Supplied data Block Start
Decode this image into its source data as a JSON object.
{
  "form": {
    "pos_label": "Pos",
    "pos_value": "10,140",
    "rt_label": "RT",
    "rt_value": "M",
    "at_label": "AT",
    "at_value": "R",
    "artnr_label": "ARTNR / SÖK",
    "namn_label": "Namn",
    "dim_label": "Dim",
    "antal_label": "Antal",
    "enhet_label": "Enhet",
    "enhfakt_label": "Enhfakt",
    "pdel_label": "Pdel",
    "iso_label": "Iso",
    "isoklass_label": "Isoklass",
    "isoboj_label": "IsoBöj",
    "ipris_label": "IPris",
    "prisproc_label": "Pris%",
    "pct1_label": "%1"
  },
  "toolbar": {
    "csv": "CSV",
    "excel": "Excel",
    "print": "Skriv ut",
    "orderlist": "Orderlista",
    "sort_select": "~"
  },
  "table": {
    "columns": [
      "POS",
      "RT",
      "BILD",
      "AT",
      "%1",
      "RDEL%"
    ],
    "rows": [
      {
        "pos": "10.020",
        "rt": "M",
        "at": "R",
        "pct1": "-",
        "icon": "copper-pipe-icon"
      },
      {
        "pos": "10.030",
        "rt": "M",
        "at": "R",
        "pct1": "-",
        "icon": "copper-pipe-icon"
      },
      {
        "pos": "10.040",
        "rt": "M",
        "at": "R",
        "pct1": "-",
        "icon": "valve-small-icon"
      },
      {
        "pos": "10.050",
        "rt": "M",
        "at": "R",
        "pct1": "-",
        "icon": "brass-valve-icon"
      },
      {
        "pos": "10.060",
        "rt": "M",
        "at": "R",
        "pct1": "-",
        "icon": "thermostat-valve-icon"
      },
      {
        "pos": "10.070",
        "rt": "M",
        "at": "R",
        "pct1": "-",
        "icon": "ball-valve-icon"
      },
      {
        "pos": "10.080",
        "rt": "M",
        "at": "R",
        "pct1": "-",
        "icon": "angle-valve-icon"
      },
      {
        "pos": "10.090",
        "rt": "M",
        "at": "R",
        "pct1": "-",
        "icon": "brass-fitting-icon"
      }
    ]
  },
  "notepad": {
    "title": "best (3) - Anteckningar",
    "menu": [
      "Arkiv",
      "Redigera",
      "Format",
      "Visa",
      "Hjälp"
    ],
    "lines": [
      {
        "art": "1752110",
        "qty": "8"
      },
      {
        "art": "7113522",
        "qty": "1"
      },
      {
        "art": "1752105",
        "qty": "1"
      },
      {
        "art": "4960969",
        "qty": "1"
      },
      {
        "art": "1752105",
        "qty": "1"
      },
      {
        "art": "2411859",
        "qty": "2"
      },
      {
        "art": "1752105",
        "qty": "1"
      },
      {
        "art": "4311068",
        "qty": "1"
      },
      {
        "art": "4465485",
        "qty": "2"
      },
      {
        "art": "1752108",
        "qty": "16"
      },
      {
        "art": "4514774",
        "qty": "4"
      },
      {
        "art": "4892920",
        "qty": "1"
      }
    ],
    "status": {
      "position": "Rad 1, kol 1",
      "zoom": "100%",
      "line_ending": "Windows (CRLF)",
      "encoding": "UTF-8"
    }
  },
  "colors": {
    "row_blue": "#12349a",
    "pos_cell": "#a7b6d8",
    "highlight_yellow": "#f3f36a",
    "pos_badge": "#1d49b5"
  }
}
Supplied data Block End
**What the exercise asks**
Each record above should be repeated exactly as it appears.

**Answer section**
Decode this image into its source data as a JSON object.
{
  "form": {
    "pos_label": "Pos",
    "pos_value": "10,140",
    "rt_label": "RT",
    "rt_value": "M",
    "at_label": "AT",
    "at_value": "R",
    "artnr_label": "ARTNR / SÖK",
    "namn_label": "Namn",
    "dim_label": "Dim",
    "antal_label": "Antal",
    "enhet_label": "Enhet",
    "enhfakt_label": "Enhfakt",
    "pdel_label": "Pdel",
    "iso_label": "Iso",
    "isoklass_label": "Isoklass",
    "isoboj_label": "IsoBöj",
    "ipris_label": "IPris",
    "prisproc_label": "Pris%",
    "pct1_label": "%1"
  },
  "toolbar": {
    "csv": "CSV",
    "excel": "Excel",
    "print": "Skriv ut",
    "orderlist": "Orderlista",
    "sort_select": "~"
  },
  "table": {
    "columns": [
      "POS",
      "RT",
      "BILD",
      "AT",
      "%1",
      "RDEL%"
    ],
    "rows": [
      {
        "pos": "10.020",
        "rt": "M",
        "at": "R",
        "pct1": "-",
        "icon": "copper-pipe-icon"
      },
      {
        "pos": "10.030",
        "rt": "M",
        "at": "R",
        "pct1": "-",
        "icon": "copper-pipe-icon"
      },
      {
        "pos": "10.040",
        "rt": "M",
        "at": "R",
        "pct1": "-",
        "icon": "valve-small-icon"
      },
      {
        "pos": "10.050",
        "rt": "M",
        "at": "R",
        "pct1": "-",
        "icon": "brass-valve-icon"
      },
      {
        "pos": "10.060",
        "rt": "M",
        "at": "R",
        "pct1": "-",
        "icon": "thermostat-valve-icon"
      },
      {
        "pos": "10.070",
        "rt": "M",
        "at": "R",
        "pct1": "-",
        "icon": "ball-valve-icon"
      },
      {
        "pos": "10.080",
        "rt": "M",
        "at": "R",
        "pct1": "-",
        "icon": "angle-valve-icon"
      },
      {
        "pos": "10.090",
        "rt": "M",
        "at": "R",
        "pct1": "-",
        "icon": "brass-fitting-icon"
      }
    ]
  },
  "notepad": {
    "title": "best (3) - Anteckningar",
    "menu": [
      "Arkiv",
      "Redigera",
      "Format",
      "Visa",
      "Hjälp"
    ],
    "lines": [
      {
        "art": "1752110",
        "qty": "8"
      },
      {
        "art": "7113522",
        "qty": "1"
      },
      {
        "art": "1752105",
        "qty": "1"
      },
      {
        "art": "4960969",
        "qty": "1"
      },
      {
        "art": "1752105",
        "qty": "1"
      },
      {
        "art": "2411859",
        "qty": "2"
      },
      {
        "art": "1752105",
        "qty": "1"
      },
      {
        "art": "4311068",
        "qty": "1"
      },
      {
        "art": "4465485",
        "qty": "2"
      },
      {
        "art": "1752108",
        "qty": "16"
      },
      {
        "art": "4514774",
        "qty": "4"
      },
      {
        "art": "4892920",
        "qty": "1"
      }
    ],
    "status": {
      "position": "Rad 1, kol 1",
      "zoom": "100%",
      "line_ending": "Windows (CRLF)",
      "encoding": "UTF-8"
    }
  },
  "colors": {
    "row_blue": "#12349a",
    "pos_cell": "#a7b6d8",
    "highlight_yellow": "#f3f36a",
    "pos_badge": "#1d49b5"
  }
}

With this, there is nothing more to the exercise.